- _Task statement_: Read the listing below and copy out each line where the word "time" occurs.
****************************************
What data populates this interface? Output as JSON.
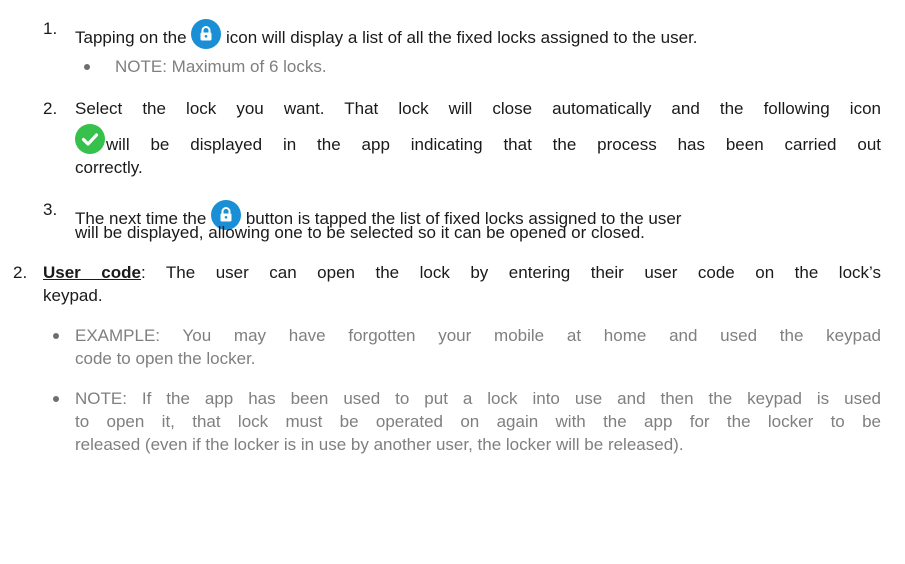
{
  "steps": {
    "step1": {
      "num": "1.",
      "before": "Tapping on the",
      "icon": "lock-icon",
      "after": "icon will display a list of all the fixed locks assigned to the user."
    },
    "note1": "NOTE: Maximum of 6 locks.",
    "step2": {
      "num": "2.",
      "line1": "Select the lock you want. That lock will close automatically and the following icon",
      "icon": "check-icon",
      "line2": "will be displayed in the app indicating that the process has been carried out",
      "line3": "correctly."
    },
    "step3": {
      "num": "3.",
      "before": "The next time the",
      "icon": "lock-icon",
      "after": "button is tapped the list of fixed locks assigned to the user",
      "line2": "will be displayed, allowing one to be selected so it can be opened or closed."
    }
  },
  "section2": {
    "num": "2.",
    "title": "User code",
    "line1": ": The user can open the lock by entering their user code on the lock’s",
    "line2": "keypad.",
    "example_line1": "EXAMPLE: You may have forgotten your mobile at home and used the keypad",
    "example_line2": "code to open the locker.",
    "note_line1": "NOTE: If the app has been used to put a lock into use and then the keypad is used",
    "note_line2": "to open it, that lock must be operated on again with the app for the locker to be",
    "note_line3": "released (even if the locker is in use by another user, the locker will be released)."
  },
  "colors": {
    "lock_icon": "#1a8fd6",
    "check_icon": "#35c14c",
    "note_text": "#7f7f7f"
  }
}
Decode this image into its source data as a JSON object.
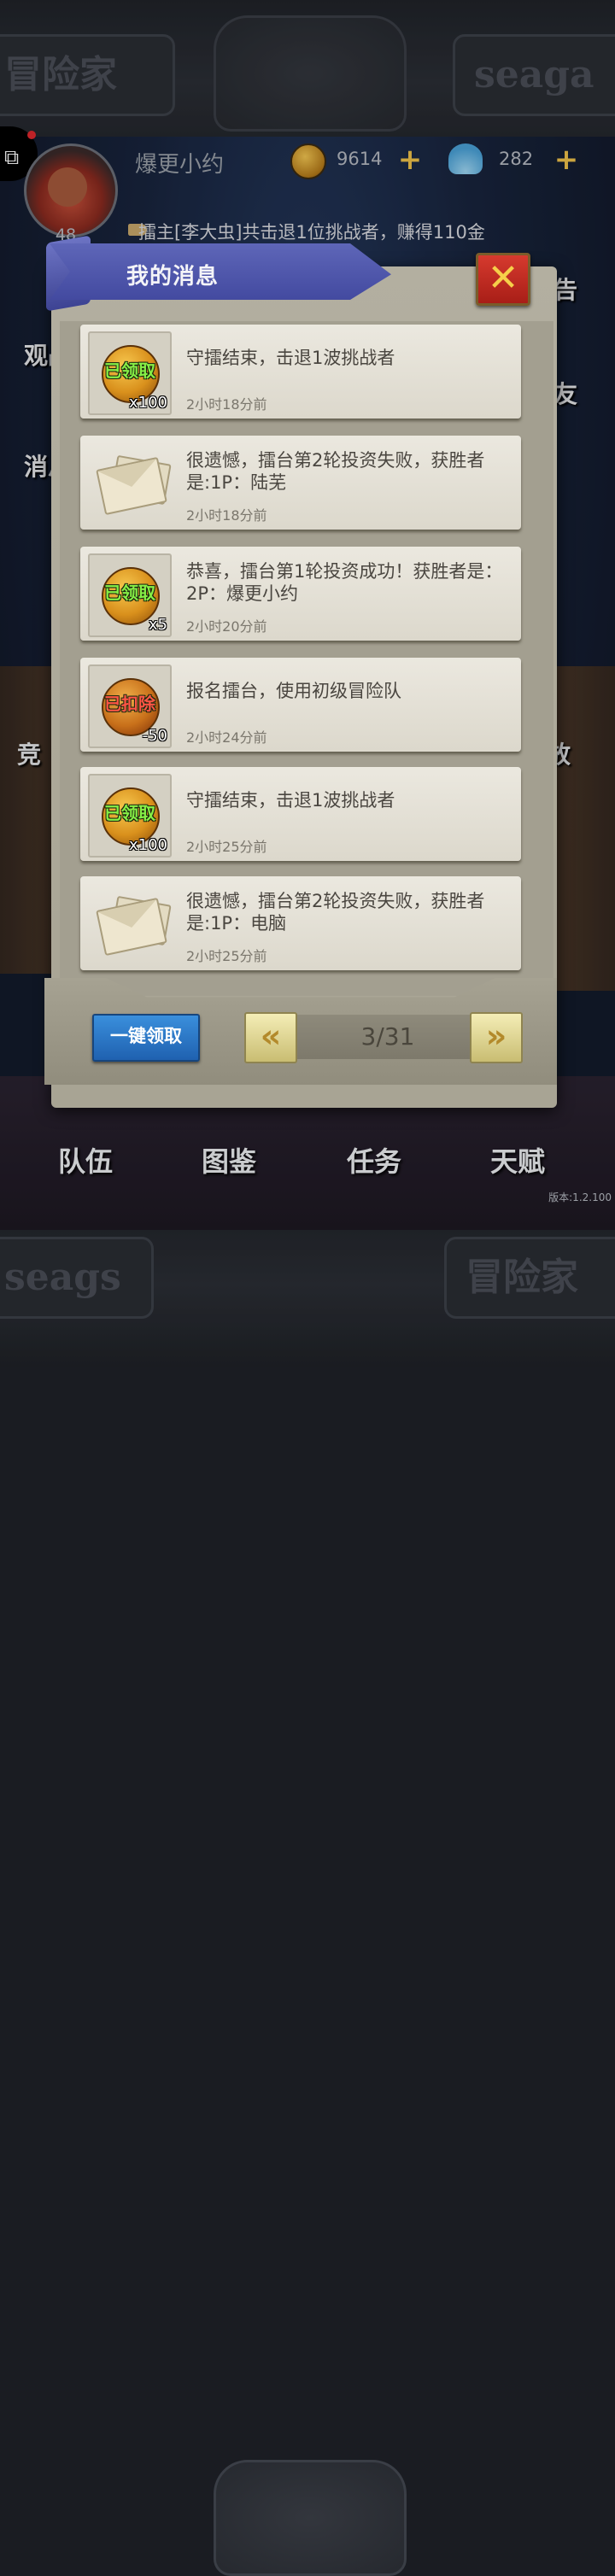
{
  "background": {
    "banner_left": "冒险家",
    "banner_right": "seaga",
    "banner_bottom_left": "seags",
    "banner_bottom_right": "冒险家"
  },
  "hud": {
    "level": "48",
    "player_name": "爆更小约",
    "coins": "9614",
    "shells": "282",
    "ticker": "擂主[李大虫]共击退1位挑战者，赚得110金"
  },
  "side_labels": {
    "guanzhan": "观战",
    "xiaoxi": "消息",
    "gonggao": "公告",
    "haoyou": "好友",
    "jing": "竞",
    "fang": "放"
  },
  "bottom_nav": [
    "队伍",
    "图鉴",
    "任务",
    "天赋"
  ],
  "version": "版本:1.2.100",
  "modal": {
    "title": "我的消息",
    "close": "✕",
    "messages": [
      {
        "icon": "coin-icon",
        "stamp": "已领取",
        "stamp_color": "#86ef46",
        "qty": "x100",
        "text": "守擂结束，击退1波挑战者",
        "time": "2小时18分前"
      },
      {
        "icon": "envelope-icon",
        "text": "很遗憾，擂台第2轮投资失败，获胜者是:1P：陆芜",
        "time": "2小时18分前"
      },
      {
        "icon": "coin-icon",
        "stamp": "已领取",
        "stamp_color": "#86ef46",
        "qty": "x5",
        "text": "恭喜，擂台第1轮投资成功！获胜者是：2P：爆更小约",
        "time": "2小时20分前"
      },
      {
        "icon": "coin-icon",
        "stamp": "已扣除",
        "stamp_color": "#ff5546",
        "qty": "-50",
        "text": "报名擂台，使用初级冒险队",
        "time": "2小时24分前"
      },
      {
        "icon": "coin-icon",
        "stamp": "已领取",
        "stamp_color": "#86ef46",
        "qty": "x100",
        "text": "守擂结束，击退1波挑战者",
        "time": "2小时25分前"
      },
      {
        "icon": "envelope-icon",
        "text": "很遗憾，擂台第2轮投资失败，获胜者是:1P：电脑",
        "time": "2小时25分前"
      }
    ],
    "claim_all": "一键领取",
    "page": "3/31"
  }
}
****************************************
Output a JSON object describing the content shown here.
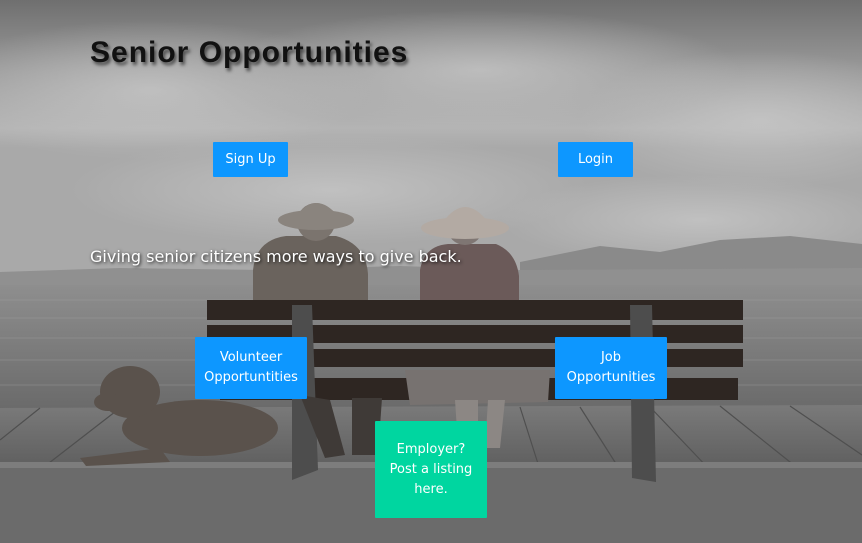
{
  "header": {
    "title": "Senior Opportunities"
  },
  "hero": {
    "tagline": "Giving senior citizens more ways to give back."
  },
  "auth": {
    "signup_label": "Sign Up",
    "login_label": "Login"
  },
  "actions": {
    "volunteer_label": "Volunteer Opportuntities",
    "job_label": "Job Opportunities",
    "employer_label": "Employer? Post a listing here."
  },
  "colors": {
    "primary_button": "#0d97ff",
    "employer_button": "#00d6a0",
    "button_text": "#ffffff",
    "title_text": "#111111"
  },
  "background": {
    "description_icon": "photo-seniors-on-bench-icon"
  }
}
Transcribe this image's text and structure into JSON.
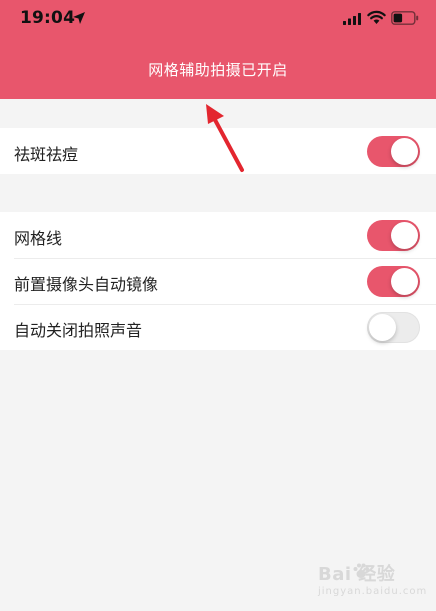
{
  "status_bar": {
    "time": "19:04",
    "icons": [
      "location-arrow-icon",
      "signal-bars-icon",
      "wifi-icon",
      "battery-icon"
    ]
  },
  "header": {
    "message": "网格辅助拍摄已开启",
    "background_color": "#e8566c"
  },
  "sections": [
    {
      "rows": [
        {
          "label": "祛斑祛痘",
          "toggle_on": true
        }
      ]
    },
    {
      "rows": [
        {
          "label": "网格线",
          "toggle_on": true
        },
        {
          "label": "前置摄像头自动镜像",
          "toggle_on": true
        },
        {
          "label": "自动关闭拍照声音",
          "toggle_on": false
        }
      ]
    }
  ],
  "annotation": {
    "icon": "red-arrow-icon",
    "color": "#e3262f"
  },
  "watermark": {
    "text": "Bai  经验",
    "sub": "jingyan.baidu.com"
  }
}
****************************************
- _Response box_:
      "before": "The next time the",
        "time": "2小时18分前"
        "time": "2小时18分前"
        "time": "2小时20分前"
        "time": "2小时24分前"
        "time": "2小时25分前"
        "time": "2小时25分前"
    "time": "19:04",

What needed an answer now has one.